Seven years later on another game farm, Elandskloof, near Thabazimbi, I was contacted by radio regarding a wounded kudu bull. Accompanied by the game scout, Jannie Smuts, we found the kudu bull in the last remaining sunlight of the day. As the bull’s hind legs dug into the earth, ready for flight, the little 7×57 barked its deadly song, ending the hunt rather abruptly.
In 1995, on the same location, well-known American outdoor writer, farmer and professional hunter, Joe Coogan, tried to buy this 7×57 from me. But Joe, who also hunted with Harry Selby, did not succeed. Yet we parted as friends since we shared one great passion – a love for the old BRNO rifles.
At times, due to circumstances, I have taken shots that I would not have taken with other rifles. In 1988 we hunted in the Dealesville area near Bloemfontein. On this specific farm a crossbreed between blesbok and red hartebeest occurred in two types.
Being slightly bigger in body size than the blesbok, some of the crossbreeds had the long face of a red hartebeest, the facial makings of a blesbok and lyrate horns. On the other hand, the other type of crossbreed had the long face of a red hartebeest but the exact facial colour and markings of the red hartebeest. The horns also had a lyrate shape.
The ram I was pursuing had red facial markings and was obviously well-educated on the intentions of hunters. He kept within a herd of blesbok, never actually offering a clean shot. Then he stepped out with only his front quarters from the front legs to the head showing, his backside being covered by the hindquarters of a blesbok ram.
The distance was well over 200 metres (220 yards). Not wanting to wound the blesbok ram, I slowly squeezed the trigger, knowing that the 7×57 would produce under difficult circumstances.
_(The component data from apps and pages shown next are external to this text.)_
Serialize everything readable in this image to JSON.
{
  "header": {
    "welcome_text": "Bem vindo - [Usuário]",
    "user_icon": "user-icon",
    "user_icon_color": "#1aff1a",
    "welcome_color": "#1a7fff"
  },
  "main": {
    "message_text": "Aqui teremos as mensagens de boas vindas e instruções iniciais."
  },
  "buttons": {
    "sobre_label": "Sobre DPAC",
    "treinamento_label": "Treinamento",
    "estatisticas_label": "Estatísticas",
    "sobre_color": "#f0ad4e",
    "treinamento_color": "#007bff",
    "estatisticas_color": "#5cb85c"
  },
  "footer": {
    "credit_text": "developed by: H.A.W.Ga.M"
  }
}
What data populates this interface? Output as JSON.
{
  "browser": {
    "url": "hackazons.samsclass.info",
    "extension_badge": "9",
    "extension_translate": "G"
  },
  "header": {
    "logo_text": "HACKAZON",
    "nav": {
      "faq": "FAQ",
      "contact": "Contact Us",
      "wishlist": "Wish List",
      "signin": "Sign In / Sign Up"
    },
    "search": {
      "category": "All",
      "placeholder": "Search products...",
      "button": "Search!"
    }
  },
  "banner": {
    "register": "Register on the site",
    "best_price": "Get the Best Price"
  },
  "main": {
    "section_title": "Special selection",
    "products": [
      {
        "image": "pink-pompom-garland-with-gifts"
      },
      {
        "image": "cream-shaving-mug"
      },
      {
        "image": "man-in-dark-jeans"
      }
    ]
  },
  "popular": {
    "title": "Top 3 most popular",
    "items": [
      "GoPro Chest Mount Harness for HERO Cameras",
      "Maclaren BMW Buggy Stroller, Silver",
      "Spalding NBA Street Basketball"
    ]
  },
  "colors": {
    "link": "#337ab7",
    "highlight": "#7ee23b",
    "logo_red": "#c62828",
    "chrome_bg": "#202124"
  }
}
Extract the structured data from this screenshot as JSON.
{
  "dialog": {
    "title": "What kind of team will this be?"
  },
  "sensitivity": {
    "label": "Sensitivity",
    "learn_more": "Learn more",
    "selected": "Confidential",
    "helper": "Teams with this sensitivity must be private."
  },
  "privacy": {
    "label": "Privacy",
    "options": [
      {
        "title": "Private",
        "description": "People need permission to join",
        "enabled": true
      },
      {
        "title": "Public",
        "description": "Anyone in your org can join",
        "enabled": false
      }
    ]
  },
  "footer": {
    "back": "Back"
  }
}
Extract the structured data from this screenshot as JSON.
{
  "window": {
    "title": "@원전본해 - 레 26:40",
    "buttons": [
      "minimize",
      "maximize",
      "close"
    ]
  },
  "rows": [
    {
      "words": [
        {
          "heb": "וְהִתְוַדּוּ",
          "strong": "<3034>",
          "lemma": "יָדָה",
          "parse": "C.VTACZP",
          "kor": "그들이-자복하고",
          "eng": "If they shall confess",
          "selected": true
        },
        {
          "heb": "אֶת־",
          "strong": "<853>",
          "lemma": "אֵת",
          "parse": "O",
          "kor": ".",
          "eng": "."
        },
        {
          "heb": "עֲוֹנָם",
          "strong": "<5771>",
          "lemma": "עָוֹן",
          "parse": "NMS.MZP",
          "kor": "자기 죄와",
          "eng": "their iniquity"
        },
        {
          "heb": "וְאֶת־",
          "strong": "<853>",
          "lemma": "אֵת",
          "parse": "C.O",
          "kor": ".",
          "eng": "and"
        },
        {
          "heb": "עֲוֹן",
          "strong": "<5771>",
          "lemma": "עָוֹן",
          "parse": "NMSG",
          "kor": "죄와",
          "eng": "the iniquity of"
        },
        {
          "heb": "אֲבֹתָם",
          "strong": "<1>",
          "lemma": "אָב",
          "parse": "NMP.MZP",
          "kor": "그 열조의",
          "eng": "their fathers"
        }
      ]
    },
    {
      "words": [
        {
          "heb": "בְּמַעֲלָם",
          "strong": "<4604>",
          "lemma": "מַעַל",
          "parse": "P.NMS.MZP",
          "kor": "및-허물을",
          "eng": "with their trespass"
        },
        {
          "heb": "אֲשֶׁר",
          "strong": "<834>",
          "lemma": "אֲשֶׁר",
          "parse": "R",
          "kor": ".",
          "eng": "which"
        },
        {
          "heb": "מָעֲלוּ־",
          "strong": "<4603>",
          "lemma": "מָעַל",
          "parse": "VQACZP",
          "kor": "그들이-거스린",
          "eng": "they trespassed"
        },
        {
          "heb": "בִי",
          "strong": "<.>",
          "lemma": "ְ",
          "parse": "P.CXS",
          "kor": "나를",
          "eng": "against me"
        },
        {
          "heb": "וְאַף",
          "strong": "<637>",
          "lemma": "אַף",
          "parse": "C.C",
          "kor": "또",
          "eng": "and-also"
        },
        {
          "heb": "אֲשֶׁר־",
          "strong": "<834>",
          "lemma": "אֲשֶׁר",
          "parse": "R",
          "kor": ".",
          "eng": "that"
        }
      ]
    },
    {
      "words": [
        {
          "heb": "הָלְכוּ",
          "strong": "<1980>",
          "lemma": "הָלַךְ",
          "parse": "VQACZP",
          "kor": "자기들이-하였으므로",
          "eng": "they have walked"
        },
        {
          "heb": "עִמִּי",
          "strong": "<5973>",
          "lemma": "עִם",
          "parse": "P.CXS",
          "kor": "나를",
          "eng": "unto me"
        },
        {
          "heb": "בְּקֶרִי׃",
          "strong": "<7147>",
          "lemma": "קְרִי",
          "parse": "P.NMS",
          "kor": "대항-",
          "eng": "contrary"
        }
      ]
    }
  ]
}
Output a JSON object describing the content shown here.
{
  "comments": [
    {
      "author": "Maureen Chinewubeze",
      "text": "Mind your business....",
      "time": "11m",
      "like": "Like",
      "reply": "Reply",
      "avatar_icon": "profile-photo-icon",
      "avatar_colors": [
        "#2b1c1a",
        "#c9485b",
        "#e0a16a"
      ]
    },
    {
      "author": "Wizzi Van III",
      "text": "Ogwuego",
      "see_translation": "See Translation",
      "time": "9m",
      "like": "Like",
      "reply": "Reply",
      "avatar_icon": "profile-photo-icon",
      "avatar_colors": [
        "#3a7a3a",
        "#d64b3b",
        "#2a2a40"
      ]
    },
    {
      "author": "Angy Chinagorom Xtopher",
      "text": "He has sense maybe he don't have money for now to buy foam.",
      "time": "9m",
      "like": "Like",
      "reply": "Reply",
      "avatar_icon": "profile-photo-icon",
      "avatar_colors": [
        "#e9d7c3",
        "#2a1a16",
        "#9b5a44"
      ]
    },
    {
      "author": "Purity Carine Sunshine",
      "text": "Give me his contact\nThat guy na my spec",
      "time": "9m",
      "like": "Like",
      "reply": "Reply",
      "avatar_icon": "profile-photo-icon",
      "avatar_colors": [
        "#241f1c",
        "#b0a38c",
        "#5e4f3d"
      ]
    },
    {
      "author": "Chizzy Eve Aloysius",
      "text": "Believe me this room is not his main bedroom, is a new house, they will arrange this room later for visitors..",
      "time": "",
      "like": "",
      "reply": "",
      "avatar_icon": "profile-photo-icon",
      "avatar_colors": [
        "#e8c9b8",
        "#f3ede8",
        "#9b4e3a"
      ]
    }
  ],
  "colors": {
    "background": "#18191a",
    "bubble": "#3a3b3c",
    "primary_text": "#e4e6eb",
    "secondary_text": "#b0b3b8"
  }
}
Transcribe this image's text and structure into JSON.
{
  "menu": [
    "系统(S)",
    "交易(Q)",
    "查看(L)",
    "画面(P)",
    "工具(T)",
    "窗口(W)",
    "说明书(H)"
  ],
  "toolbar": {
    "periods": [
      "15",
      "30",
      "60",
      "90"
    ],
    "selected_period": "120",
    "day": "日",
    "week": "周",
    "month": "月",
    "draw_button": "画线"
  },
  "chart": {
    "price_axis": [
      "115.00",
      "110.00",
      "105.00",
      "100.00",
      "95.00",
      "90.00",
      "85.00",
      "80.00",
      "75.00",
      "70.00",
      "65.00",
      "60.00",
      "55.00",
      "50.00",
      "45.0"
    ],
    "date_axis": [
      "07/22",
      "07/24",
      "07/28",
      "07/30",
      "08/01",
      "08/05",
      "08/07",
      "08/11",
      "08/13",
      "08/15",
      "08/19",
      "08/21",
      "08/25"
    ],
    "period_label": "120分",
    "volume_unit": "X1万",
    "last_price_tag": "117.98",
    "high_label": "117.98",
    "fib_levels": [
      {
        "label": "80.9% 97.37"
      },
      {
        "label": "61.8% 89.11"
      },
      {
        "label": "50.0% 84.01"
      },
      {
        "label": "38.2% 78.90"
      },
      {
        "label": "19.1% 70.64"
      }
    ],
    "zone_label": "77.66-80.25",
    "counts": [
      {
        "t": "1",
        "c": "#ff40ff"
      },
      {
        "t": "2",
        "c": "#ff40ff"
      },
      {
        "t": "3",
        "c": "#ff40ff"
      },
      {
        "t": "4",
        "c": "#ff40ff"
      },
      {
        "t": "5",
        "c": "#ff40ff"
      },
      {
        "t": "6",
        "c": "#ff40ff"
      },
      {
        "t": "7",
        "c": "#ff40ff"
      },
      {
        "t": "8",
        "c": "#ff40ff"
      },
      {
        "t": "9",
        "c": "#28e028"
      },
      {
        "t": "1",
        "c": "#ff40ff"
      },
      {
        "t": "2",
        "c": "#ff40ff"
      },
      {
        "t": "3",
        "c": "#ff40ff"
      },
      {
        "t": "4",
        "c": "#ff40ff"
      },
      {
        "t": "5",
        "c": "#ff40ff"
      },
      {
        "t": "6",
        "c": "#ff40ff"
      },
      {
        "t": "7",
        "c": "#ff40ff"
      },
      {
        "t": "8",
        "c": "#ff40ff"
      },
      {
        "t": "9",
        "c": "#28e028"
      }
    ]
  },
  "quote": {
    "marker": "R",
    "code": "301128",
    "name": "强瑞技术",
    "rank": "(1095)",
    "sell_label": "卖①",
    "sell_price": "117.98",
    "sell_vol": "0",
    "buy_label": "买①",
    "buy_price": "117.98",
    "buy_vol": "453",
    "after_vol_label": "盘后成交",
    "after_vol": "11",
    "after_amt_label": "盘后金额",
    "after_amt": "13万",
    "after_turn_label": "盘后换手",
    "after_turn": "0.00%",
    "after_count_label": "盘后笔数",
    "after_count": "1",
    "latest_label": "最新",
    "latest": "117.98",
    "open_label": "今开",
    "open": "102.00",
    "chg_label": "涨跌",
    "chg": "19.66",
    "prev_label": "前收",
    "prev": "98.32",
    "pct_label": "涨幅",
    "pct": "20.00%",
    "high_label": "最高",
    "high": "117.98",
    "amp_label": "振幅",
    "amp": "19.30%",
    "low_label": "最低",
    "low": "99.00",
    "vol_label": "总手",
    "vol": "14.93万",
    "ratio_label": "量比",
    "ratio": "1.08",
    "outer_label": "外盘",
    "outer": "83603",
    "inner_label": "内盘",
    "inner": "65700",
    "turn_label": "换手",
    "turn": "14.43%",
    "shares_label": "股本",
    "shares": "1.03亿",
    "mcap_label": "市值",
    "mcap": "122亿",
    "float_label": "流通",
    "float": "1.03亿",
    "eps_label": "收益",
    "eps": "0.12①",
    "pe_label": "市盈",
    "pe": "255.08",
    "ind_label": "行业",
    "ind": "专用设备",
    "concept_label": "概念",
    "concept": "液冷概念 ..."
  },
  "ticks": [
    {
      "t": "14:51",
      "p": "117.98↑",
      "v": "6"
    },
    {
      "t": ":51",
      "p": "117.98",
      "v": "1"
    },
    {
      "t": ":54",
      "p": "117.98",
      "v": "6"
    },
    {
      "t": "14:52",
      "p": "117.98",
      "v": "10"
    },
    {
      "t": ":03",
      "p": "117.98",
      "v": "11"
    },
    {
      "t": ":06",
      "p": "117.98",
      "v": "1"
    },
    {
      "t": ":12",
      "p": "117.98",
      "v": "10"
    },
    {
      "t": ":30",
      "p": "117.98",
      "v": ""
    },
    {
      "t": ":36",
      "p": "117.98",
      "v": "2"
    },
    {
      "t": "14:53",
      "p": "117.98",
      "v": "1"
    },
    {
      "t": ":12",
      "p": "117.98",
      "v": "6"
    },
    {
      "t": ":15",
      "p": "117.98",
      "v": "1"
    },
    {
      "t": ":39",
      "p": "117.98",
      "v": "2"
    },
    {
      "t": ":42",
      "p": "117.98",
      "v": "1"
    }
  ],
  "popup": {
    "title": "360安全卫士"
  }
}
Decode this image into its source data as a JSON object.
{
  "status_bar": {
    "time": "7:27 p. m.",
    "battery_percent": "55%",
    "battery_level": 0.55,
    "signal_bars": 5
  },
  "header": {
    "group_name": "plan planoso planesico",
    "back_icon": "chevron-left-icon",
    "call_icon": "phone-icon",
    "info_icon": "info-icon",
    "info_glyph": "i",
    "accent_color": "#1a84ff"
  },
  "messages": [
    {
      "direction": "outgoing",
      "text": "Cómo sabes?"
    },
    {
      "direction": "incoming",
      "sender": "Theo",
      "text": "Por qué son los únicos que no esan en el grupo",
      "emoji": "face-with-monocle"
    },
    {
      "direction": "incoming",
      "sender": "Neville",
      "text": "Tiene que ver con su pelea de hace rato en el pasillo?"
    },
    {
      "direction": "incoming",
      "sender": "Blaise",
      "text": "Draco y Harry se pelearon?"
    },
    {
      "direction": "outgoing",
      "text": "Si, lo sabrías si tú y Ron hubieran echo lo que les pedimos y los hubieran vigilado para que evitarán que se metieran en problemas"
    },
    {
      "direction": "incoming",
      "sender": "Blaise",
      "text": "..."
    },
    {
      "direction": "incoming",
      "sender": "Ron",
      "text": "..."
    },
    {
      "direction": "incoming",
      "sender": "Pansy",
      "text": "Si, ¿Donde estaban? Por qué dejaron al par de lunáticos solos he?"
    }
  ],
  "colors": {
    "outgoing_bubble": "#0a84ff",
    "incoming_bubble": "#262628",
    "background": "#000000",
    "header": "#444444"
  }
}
At the shot he went down, clearly taken through both shoulders.
From a trophy point of view, a very old warthog boar shot in the Ohrigstad area in 1985, surely will remain a highlight in the wanderings of the 7×57 and I. The skull and tusks of this warthog graced the cover of African Outfitter (Aug/Sept 2008). The right upper tusk is 15¾ inches (40 centimetres) in length while the left lower tusk measures 11 inches (28 centimetres).
About six years ago, I decided to retire my old faithful friend and rather pursue hunting activities with my .308 Winchester and .375 H&H Magnum. From day one I had kept a logbook on our activities, animals hunted and the specific area involved. The total for impala rams came to 71, blesbok (male and female) to 131, kudu bulls to 9, and so forth.
This book was also retired to a safe with the rifle. Cleaning the rifle ever so often resulted in a feeling of extreme guilt, so much so that 38464 has now come out of a forced retirement.
Nowadays I use the 160-grain Rhino Solid Shank soft at an average velocity of 2 475 feet per second. No entries are made in the logbook any more since every hunting trip is enjoyed to the fullest whilst memories are cherished forever.
Based on my Latin teacher’s description of eternity and the example of the butterfly’s journey, my time with the 7×57 is insignificant. Yet in the human mind 24 years together equals a lifetime of meaningful memories which I am sure I will never experience again.